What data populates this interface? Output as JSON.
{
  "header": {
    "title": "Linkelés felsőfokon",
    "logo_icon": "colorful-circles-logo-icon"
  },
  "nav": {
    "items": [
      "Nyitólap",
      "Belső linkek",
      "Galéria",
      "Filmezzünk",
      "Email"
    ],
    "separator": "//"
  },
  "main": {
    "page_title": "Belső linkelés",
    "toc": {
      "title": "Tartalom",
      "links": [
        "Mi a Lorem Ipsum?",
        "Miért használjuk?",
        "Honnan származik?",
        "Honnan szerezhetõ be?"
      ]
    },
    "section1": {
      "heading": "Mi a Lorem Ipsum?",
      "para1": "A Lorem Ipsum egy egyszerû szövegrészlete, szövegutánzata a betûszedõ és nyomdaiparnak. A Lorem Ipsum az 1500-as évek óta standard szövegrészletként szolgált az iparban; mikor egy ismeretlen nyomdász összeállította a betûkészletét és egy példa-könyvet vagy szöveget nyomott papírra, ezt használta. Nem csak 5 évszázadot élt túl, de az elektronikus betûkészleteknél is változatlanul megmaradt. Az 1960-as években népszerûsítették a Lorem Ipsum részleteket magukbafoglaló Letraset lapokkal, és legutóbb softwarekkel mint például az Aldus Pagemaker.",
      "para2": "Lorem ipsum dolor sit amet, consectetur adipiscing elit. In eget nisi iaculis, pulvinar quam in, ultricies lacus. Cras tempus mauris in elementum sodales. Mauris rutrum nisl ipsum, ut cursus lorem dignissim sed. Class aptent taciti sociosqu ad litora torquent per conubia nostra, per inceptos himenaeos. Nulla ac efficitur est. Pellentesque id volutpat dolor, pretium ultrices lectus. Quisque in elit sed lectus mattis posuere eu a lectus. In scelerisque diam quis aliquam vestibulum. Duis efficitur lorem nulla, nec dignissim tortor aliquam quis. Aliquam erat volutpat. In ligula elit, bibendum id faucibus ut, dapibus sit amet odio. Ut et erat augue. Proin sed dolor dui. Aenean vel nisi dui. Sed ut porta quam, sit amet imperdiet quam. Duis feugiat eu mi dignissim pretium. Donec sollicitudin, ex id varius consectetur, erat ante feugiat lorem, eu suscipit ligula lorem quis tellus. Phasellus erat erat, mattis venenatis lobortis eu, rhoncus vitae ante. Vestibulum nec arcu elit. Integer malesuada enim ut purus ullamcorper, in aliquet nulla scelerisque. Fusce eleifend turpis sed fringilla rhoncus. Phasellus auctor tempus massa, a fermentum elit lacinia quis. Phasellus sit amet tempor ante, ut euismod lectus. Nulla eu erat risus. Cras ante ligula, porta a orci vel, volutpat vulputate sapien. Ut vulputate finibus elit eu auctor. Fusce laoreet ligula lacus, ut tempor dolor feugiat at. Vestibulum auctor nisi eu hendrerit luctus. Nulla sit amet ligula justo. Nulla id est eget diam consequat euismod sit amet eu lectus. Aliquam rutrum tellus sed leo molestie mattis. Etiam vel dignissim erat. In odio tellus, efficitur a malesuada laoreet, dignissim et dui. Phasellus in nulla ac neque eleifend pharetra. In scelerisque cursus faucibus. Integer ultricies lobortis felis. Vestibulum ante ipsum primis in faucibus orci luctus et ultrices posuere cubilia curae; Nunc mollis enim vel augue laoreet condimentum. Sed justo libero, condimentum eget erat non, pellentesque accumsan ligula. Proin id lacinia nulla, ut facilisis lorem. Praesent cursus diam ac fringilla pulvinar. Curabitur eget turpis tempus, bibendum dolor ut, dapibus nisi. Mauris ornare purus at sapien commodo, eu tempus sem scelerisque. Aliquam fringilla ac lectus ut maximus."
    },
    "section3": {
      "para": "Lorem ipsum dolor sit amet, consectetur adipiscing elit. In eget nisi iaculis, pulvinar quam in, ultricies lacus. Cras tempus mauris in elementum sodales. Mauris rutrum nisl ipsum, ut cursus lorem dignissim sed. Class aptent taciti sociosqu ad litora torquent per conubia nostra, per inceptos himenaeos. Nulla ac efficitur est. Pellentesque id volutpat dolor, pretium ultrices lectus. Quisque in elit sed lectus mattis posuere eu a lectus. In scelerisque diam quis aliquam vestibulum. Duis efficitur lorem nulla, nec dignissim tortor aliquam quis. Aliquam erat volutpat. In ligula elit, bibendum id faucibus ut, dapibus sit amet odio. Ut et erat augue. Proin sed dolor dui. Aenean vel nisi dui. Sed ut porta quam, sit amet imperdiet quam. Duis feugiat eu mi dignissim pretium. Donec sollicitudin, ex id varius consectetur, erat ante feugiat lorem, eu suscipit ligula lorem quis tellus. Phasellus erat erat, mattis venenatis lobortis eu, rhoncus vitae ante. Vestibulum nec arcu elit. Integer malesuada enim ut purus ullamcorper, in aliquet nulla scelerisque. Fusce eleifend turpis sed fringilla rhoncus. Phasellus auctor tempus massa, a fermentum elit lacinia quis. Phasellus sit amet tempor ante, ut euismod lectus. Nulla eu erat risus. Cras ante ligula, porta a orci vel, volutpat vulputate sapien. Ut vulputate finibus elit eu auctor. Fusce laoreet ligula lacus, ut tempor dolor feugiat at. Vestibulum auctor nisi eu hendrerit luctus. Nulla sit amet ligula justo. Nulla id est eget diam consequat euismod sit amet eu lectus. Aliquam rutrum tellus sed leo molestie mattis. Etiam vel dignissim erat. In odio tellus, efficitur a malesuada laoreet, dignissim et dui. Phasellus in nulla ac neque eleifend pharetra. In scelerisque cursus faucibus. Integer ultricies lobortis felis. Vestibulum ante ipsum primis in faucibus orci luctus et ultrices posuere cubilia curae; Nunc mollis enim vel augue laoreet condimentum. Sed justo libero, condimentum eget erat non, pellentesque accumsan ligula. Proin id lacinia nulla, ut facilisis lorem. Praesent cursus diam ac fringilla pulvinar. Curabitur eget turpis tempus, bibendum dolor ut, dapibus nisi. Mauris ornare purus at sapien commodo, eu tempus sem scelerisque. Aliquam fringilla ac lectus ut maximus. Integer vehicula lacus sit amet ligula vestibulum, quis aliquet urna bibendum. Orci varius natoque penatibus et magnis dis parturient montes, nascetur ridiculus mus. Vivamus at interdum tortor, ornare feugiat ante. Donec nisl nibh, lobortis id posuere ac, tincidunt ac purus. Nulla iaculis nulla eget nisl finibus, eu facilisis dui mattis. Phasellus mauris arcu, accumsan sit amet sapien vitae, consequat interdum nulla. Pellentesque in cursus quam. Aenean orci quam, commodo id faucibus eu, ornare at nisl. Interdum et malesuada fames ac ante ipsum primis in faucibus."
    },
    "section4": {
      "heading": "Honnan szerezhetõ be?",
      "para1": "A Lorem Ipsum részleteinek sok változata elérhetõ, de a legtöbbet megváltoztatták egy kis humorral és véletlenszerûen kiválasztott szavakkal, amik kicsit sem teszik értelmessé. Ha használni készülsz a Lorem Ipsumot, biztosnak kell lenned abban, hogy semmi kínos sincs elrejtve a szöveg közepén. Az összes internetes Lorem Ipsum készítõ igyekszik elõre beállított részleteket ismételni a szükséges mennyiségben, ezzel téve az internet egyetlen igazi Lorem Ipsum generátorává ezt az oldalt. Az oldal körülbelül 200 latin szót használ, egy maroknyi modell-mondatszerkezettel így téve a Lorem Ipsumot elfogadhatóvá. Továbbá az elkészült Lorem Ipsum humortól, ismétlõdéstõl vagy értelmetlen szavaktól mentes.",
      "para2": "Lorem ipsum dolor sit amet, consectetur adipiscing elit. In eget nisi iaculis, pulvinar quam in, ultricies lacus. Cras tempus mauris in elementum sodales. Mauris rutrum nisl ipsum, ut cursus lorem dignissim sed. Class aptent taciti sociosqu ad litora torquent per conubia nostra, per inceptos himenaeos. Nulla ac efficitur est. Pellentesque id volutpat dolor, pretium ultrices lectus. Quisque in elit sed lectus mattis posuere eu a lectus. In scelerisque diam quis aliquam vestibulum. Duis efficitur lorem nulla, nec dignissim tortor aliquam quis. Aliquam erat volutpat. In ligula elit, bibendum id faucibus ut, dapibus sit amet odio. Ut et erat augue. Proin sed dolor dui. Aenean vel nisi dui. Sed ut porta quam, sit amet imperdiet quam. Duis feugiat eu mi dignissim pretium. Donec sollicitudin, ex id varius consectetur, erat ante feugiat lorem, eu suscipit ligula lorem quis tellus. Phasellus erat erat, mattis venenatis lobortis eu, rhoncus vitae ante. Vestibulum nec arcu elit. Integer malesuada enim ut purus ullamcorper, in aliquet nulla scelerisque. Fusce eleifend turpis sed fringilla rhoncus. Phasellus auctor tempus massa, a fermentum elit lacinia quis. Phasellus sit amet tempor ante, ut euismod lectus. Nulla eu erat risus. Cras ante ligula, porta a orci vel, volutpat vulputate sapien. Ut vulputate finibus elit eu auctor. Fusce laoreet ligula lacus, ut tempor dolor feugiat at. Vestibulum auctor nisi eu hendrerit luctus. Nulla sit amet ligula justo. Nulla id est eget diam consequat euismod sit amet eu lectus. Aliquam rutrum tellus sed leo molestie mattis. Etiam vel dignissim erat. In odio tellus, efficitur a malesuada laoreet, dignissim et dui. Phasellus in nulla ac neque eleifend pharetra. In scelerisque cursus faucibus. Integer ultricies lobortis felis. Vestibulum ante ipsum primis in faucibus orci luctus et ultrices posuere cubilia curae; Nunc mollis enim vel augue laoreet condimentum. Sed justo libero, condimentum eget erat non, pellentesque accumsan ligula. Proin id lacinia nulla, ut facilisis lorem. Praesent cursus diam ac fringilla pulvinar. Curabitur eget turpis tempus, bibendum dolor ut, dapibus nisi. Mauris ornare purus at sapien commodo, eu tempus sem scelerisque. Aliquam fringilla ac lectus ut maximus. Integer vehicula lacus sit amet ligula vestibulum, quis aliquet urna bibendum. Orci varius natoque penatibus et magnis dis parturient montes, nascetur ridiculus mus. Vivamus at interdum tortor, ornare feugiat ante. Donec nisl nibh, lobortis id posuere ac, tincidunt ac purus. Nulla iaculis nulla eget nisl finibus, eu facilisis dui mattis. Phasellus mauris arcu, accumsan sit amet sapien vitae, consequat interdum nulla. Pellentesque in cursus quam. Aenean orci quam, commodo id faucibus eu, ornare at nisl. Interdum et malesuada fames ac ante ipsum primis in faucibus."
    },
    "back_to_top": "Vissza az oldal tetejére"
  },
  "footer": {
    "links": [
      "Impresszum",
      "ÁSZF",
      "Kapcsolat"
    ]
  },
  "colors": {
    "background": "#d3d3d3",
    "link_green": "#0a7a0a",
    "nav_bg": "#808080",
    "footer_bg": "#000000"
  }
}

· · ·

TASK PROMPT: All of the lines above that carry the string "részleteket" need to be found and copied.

RESULT OF THE TASK:
      "para1": "A Lorem Ipsum egy egyszerû szövegrészlete, szövegutánzata a betûszedõ és nyomdaiparnak. A Lorem Ipsum az 1500-as évek óta standard szövegrészletként szolgált az iparban; mikor egy ismeretlen nyomdász összeállította a betûkészletét és egy példa-könyvet vagy szöveget nyomott papírra, ezt használta. Nem csak 5 évszázadot élt túl, de az elektronikus betûkészleteknél is változatlanul megmaradt. Az 1960-as években népszerûsítették a Lorem Ipsum részleteket magukbafoglaló Letraset lapokkal, és legutóbb softwarekkel mint például az Aldus Pagemaker.",
      "para1": "A Lorem Ipsum részleteinek sok változata elérhetõ, de a legtöbbet megváltoztatták egy kis humorral és véletlenszerûen kiválasztott szavakkal, amik kicsit sem teszik értelmessé. Ha használni készülsz a Lorem Ipsumot, biztosnak kell lenned abban, hogy semmi kínos sincs elrejtve a szöveg közepén. Az összes internetes Lorem Ipsum készítõ igyekszik elõre beállított részleteket ismételni a szükséges mennyiségben, ezzel téve az internet egyetlen igazi Lorem Ipsum generátorává ezt az oldalt. Az oldal körülbelül 200 latin szót használ, egy maroknyi modell-mondatszerkezettel így téve a Lorem Ipsumot elfogadhatóvá. Továbbá az elkészült Lorem Ipsum humortól, ismétlõdéstõl vagy értelmetlen szavaktól mentes.",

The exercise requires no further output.